==== MATERIAL PROVIDED

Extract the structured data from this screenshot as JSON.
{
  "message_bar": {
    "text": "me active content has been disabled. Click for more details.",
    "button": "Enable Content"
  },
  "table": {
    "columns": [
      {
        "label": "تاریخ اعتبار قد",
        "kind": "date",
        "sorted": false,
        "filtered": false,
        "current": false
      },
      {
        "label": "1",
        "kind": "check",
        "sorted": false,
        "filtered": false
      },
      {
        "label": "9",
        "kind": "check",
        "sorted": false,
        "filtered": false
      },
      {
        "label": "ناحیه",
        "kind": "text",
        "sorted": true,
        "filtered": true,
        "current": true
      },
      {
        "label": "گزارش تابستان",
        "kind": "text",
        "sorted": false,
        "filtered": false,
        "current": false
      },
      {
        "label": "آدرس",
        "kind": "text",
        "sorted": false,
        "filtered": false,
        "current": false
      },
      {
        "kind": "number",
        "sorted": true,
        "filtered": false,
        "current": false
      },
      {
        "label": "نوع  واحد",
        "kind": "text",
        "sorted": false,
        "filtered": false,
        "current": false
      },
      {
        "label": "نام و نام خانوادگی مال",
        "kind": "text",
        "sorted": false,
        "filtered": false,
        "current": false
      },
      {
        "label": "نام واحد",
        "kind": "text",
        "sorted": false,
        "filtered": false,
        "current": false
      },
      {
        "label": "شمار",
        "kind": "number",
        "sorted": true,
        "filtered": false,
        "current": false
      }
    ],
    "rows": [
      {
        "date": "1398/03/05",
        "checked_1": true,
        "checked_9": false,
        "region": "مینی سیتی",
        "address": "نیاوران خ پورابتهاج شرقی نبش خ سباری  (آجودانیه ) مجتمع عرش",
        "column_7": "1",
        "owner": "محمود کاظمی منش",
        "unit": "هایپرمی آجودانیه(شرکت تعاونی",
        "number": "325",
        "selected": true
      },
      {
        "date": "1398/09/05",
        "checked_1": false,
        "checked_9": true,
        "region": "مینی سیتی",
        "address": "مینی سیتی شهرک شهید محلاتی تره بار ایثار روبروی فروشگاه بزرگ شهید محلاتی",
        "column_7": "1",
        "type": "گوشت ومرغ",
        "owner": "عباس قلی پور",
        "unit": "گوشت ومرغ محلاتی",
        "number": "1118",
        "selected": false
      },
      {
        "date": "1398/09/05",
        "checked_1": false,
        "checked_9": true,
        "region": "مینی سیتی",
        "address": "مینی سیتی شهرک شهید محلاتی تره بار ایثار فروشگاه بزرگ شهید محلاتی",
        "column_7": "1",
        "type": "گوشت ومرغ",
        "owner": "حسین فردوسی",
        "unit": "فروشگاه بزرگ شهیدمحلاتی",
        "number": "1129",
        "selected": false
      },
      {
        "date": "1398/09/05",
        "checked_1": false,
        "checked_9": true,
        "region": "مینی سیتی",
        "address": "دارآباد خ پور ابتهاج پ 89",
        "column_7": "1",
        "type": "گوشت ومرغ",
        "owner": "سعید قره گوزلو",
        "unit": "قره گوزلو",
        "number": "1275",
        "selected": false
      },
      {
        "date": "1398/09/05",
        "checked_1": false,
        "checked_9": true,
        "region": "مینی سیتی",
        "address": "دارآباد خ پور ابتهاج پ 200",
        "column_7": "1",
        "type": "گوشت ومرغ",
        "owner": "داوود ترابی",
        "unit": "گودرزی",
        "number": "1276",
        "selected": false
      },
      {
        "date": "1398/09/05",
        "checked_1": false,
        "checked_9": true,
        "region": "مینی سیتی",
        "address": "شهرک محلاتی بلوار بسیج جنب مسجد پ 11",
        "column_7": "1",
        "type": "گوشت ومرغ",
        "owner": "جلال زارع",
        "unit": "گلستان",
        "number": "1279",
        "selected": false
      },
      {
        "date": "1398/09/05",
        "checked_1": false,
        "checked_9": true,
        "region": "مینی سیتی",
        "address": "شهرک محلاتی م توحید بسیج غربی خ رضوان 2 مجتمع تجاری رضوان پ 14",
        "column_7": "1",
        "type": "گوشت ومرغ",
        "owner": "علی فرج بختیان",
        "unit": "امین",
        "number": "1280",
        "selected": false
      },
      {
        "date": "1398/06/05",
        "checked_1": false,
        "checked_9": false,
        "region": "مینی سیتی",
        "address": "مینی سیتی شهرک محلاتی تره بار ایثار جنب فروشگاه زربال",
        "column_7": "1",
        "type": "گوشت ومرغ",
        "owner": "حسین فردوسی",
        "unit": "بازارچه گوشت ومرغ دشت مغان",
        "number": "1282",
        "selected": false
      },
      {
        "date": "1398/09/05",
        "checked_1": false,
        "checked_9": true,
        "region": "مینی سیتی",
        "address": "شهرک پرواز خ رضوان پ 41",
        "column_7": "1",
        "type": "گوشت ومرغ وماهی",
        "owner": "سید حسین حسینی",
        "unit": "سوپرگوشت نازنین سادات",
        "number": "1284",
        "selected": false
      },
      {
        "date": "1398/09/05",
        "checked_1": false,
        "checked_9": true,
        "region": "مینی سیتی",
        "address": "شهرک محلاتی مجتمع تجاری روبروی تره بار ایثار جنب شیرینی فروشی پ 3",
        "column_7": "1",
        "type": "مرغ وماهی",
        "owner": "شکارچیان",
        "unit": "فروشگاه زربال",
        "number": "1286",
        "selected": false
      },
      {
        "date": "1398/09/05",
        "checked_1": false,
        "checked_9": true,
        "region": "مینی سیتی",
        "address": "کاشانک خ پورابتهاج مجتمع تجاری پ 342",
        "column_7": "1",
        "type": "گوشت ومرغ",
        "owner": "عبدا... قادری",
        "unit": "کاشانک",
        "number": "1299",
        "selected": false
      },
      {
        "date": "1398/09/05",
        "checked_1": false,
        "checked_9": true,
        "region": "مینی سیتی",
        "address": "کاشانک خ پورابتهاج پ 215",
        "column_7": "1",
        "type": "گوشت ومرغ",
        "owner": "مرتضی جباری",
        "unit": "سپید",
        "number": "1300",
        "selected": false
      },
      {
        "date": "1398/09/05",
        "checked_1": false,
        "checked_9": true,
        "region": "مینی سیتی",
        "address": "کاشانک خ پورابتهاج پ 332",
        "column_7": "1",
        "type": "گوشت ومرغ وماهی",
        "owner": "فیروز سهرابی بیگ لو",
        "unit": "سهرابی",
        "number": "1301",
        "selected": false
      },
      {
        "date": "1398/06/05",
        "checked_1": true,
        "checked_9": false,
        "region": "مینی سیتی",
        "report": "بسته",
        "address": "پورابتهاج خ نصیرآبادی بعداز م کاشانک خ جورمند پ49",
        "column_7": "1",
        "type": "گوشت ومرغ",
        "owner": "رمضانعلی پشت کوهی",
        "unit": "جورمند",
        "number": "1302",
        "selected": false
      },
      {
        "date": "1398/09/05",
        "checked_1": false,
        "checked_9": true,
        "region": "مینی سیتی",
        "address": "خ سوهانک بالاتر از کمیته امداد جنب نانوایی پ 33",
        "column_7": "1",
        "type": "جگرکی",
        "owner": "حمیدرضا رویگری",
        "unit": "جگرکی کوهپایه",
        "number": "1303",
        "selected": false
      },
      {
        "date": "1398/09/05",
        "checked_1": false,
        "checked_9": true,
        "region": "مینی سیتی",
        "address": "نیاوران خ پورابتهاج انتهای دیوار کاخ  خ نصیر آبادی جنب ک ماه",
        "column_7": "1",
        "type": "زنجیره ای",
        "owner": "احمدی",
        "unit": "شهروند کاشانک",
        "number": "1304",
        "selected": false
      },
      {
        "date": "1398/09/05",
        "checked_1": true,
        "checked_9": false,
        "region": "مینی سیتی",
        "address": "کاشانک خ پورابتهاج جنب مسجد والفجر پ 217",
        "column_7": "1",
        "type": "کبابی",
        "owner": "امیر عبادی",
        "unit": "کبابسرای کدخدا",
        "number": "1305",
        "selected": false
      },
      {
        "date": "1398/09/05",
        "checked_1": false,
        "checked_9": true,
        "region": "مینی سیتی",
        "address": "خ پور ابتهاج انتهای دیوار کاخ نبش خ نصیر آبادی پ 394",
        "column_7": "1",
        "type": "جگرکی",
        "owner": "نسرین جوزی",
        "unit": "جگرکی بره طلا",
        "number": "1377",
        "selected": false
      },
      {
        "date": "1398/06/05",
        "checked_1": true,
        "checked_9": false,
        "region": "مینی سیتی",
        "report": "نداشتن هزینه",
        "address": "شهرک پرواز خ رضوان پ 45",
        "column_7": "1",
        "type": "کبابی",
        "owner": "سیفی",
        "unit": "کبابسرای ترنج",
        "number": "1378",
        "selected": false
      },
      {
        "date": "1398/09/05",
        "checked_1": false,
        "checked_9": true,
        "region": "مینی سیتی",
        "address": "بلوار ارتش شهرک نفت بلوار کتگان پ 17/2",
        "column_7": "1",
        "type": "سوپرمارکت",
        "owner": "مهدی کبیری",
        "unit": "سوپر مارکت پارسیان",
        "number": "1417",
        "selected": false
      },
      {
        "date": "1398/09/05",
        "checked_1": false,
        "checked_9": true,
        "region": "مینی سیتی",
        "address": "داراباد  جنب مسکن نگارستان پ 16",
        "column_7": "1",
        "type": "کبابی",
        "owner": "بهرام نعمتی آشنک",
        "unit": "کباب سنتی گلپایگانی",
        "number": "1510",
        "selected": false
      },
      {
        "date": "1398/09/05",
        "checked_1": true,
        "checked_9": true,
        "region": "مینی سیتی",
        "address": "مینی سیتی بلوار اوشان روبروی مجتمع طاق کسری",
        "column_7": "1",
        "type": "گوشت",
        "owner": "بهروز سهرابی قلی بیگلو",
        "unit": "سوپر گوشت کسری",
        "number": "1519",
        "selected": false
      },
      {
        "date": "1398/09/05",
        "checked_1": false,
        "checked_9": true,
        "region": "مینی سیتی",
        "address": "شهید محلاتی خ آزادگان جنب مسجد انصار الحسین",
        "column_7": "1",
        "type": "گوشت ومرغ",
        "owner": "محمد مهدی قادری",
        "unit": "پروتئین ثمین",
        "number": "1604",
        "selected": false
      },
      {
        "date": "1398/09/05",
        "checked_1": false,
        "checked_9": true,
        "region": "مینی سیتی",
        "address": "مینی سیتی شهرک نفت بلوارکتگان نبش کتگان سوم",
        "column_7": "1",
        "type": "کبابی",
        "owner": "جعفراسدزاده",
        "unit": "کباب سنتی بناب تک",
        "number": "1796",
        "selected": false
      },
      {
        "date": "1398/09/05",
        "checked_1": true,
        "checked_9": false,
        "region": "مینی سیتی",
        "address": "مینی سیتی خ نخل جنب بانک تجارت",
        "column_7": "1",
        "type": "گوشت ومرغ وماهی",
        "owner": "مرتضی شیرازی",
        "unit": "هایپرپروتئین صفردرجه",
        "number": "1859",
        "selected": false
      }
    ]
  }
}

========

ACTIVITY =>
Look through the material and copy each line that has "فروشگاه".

ANSWER TO THIS TASK =>
        "address": "مینی سیتی شهرک شهید محلاتی تره بار ایثار روبروی فروشگاه بزرگ شهید محلاتی",
        "address": "مینی سیتی شهرک شهید محلاتی تره بار ایثار فروشگاه بزرگ شهید محلاتی",
        "unit": "فروشگاه بزرگ شهیدمحلاتی",
        "address": "مینی سیتی شهرک محلاتی تره بار ایثار جنب فروشگاه زربال",
        "unit": "فروشگاه زربال",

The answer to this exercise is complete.